**Available data:**
════════════════════

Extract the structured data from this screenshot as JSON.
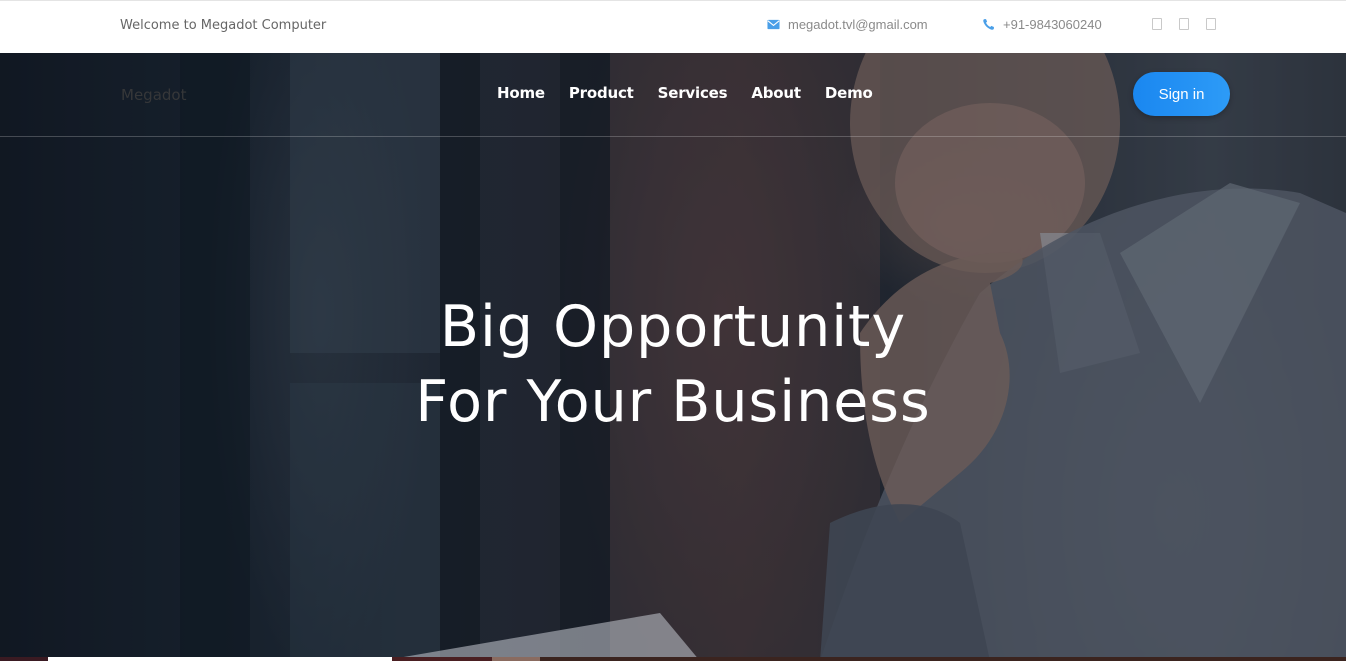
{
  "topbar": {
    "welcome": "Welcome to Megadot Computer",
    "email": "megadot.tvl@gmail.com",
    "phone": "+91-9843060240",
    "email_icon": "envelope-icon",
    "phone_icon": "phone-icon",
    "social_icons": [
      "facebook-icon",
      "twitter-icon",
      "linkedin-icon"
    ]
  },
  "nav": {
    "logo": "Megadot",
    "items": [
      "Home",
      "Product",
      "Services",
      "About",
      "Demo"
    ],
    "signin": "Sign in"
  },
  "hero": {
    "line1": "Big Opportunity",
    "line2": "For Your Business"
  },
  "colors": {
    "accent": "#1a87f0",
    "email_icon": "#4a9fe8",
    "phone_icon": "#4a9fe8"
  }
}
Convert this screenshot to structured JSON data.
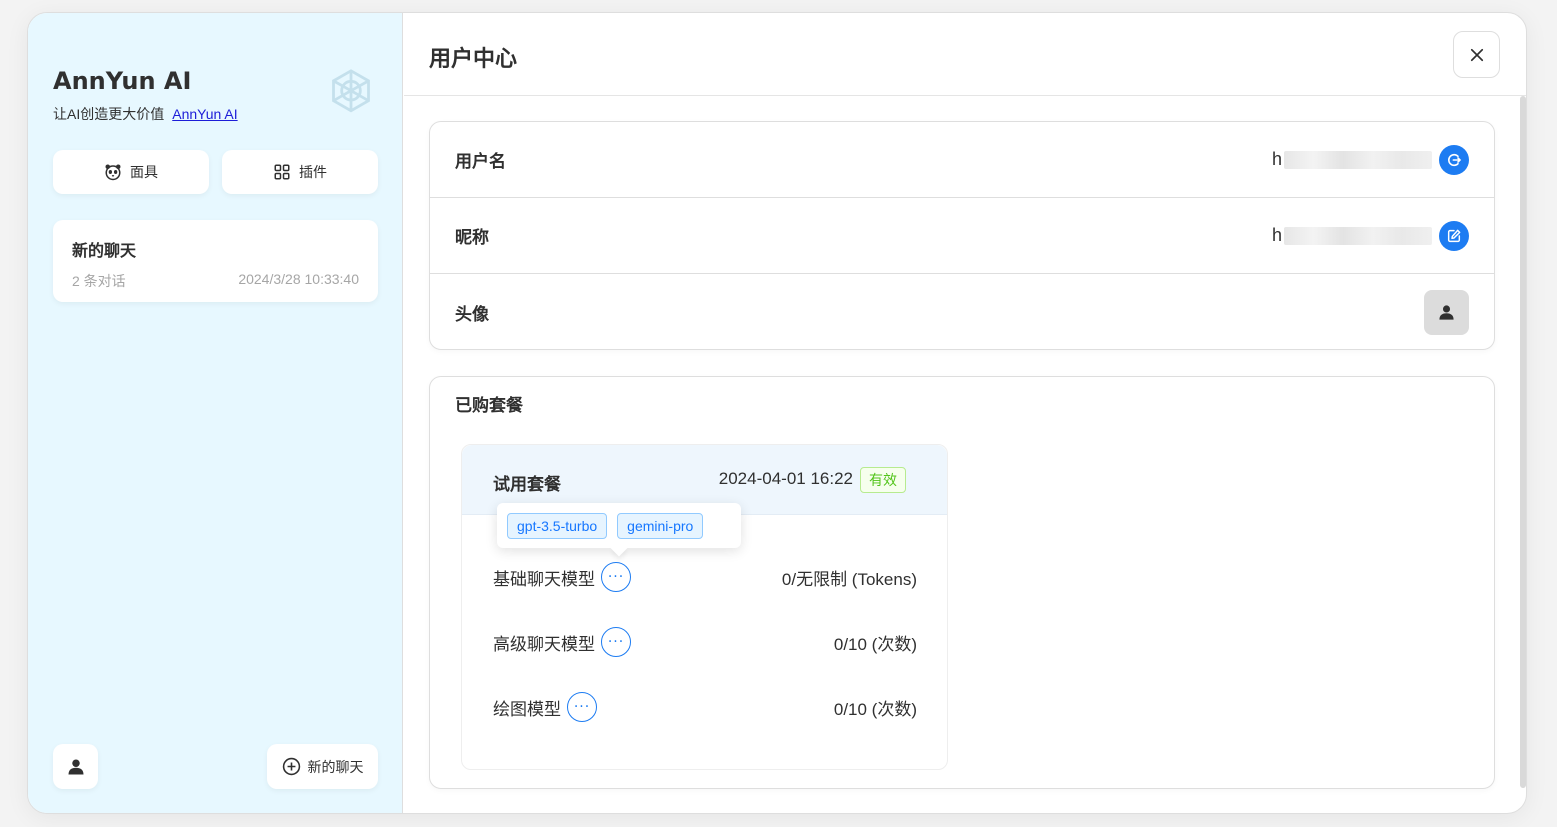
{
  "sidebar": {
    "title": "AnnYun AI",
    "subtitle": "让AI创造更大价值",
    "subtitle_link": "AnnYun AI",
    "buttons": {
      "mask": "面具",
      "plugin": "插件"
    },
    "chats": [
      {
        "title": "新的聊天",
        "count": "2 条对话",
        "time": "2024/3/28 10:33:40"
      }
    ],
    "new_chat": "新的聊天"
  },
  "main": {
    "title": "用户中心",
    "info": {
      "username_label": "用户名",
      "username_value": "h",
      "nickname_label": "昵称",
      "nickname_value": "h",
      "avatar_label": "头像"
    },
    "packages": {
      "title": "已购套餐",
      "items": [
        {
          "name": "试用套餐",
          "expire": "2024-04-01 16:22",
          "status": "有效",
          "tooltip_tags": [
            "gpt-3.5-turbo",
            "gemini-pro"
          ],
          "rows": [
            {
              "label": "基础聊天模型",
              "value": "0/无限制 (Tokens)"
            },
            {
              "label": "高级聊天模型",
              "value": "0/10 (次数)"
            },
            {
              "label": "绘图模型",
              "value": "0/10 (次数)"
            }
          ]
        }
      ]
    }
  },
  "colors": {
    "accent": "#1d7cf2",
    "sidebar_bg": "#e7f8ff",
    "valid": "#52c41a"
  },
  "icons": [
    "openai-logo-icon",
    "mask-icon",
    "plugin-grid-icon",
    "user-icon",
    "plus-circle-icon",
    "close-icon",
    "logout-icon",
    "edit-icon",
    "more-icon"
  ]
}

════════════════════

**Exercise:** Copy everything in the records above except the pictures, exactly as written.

**Exercise output:**
Extract the structured data from this screenshot as JSON.
{
  "topbar": {
    "welcome": "Welcome to Megadot Computer",
    "email": "megadot.tvl@gmail.com",
    "phone": "+91-9843060240",
    "email_icon": "envelope-icon",
    "phone_icon": "phone-icon",
    "social_icons": [
      "facebook-icon",
      "twitter-icon",
      "linkedin-icon"
    ]
  },
  "nav": {
    "logo": "Megadot",
    "items": [
      "Home",
      "Product",
      "Services",
      "About",
      "Demo"
    ],
    "signin": "Sign in"
  },
  "hero": {
    "line1": "Big Opportunity",
    "line2": "For Your Business"
  },
  "colors": {
    "accent": "#1a87f0",
    "email_icon": "#4a9fe8",
    "phone_icon": "#4a9fe8"
  }
}
Convert this screenshot to structured JSON data.
{
  "sidebar": {
    "title": "AnnYun AI",
    "subtitle": "让AI创造更大价值",
    "subtitle_link": "AnnYun AI",
    "buttons": {
      "mask": "面具",
      "plugin": "插件"
    },
    "chats": [
      {
        "title": "新的聊天",
        "count": "2 条对话",
        "time": "2024/3/28 10:33:40"
      }
    ],
    "new_chat": "新的聊天"
  },
  "main": {
    "title": "用户中心",
    "info": {
      "username_label": "用户名",
      "username_value": "h",
      "nickname_label": "昵称",
      "nickname_value": "h",
      "avatar_label": "头像"
    },
    "packages": {
      "title": "已购套餐",
      "items": [
        {
          "name": "试用套餐",
          "expire": "2024-04-01 16:22",
          "status": "有效",
          "tooltip_tags": [
            "gpt-3.5-turbo",
            "gemini-pro"
          ],
          "rows": [
            {
              "label": "基础聊天模型",
              "value": "0/无限制 (Tokens)"
            },
            {
              "label": "高级聊天模型",
              "value": "0/10 (次数)"
            },
            {
              "label": "绘图模型",
              "value": "0/10 (次数)"
            }
          ]
        }
      ]
    }
  },
  "colors": {
    "accent": "#1d7cf2",
    "sidebar_bg": "#e7f8ff",
    "valid": "#52c41a"
  },
  "icons": [
    "openai-logo-icon",
    "mask-icon",
    "plugin-grid-icon",
    "user-icon",
    "plus-circle-icon",
    "close-icon",
    "logout-icon",
    "edit-icon",
    "more-icon"
  ]
}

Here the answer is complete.